Illustration by Ryan Kirby
Winter is prime time to catch a giant blue catfish. "Big blues actually become more aggressive once the water temperature dips below 40 degrees," says Jim Moyer, a veteran guide from Clarksville, Tenn., who has bagged cats close to 80 pounds during winter. "I've had fast action on monster blues in water as cold as 35 degrees." Here's his plan:
Moyer looks for fast-sloping ledges in 30 to 50 feet of water. "This is way deeper than most guys fish," he says, "but it's where the biggest blues hang out now." Another key factor: heavy current. "Current oxygenates the water and sends food in the form of dead and injured baitfish tumbling along the bottom."
Drop On In
The area where a feeder creek enters the main river is a good place to begin your quest, Moyer says. "Idle your boat out from the creek mouth and look for places with a rapid drop into deep water on your graph.

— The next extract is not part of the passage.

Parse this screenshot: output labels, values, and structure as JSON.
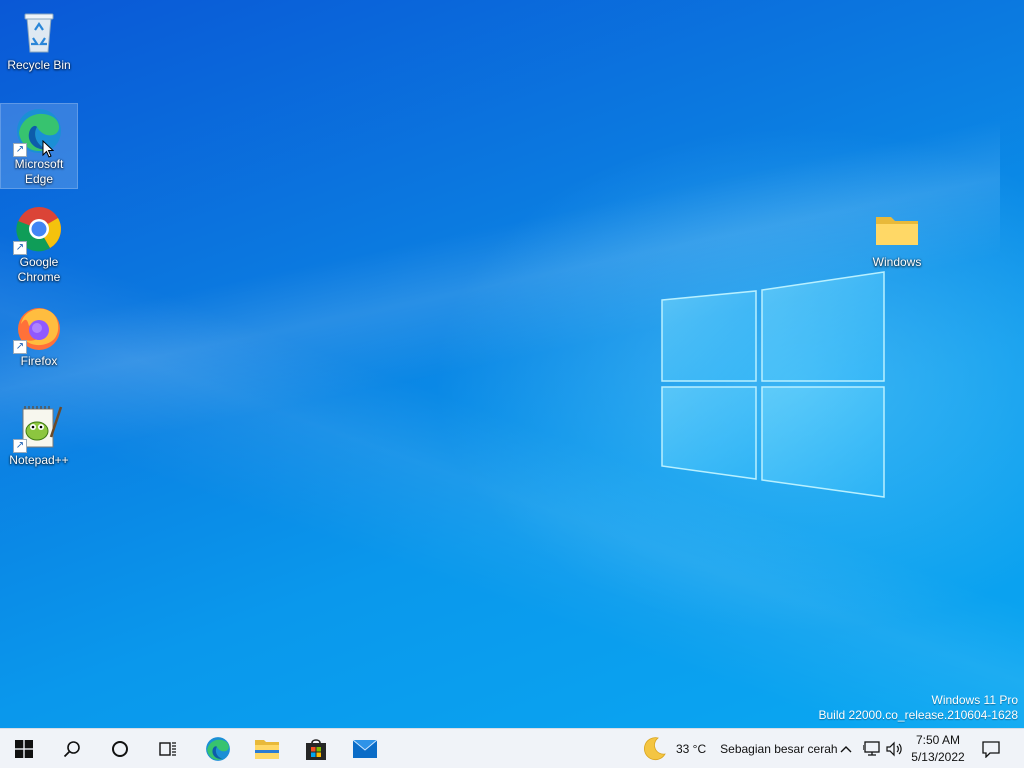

The best drops have scattered wood and rock cover on them, providing ambush stations for fish."
Moyer drops a 35-pound anchor well upstream of his target, then lets out rope until he can reach his target with a long cast. Once in position, he prepares his tackle, careful to make as little noise as possible. "Big blues are very spooky. I've seen them quit biting when I dropped a sinker on the deck of my boat."
Moyer's bait rig consists of a 4- to 6-ounce sliding egg sinker on the main line and an 8/0 Gamakatsu Octopus circle hook at the end of a 3-foot leader. He baits chunks of fresh-caught skipjack herring onto the hook, lobs the rig downstream, sets the rod in a holder, then waits for the rod to bend over.